### MATERIAL FOR THIS EXERCISE
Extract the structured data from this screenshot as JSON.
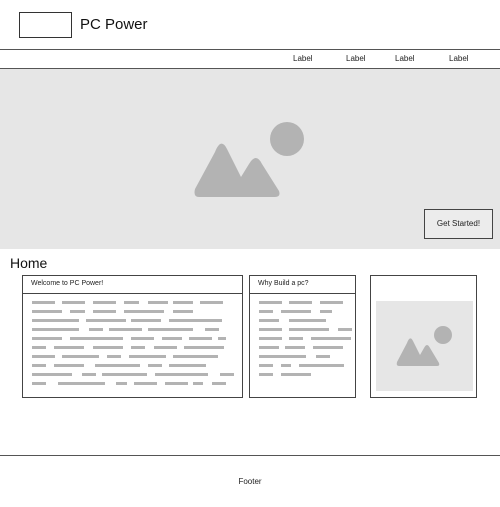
{
  "header": {
    "title": "PC Power",
    "logo_icon": "logo-placeholder-icon"
  },
  "nav": {
    "items": [
      {
        "label": "Label"
      },
      {
        "label": "Label"
      },
      {
        "label": "Label"
      },
      {
        "label": "Label"
      }
    ]
  },
  "hero": {
    "image_icon": "image-placeholder-icon",
    "cta_label": "Get Started!",
    "background_color": "#e6e6e6"
  },
  "home": {
    "heading": "Home",
    "welcome_card": {
      "title": "Welcome to PC Power!"
    },
    "why_card": {
      "title": "Why Build a pc?"
    },
    "image_card": {
      "image_icon": "image-placeholder-icon"
    }
  },
  "footer": {
    "label": "Footer"
  }
}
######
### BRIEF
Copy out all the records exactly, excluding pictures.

### EXERCISE OUTPUT
Extract the structured data from this screenshot as JSON.
{
  "header": {
    "title": "PC Power",
    "logo_icon": "logo-placeholder-icon"
  },
  "nav": {
    "items": [
      {
        "label": "Label"
      },
      {
        "label": "Label"
      },
      {
        "label": "Label"
      },
      {
        "label": "Label"
      }
    ]
  },
  "hero": {
    "image_icon": "image-placeholder-icon",
    "cta_label": "Get Started!",
    "background_color": "#e6e6e6"
  },
  "home": {
    "heading": "Home",
    "welcome_card": {
      "title": "Welcome to PC Power!"
    },
    "why_card": {
      "title": "Why Build a pc?"
    },
    "image_card": {
      "image_icon": "image-placeholder-icon"
    }
  },
  "footer": {
    "label": "Footer"
  }
}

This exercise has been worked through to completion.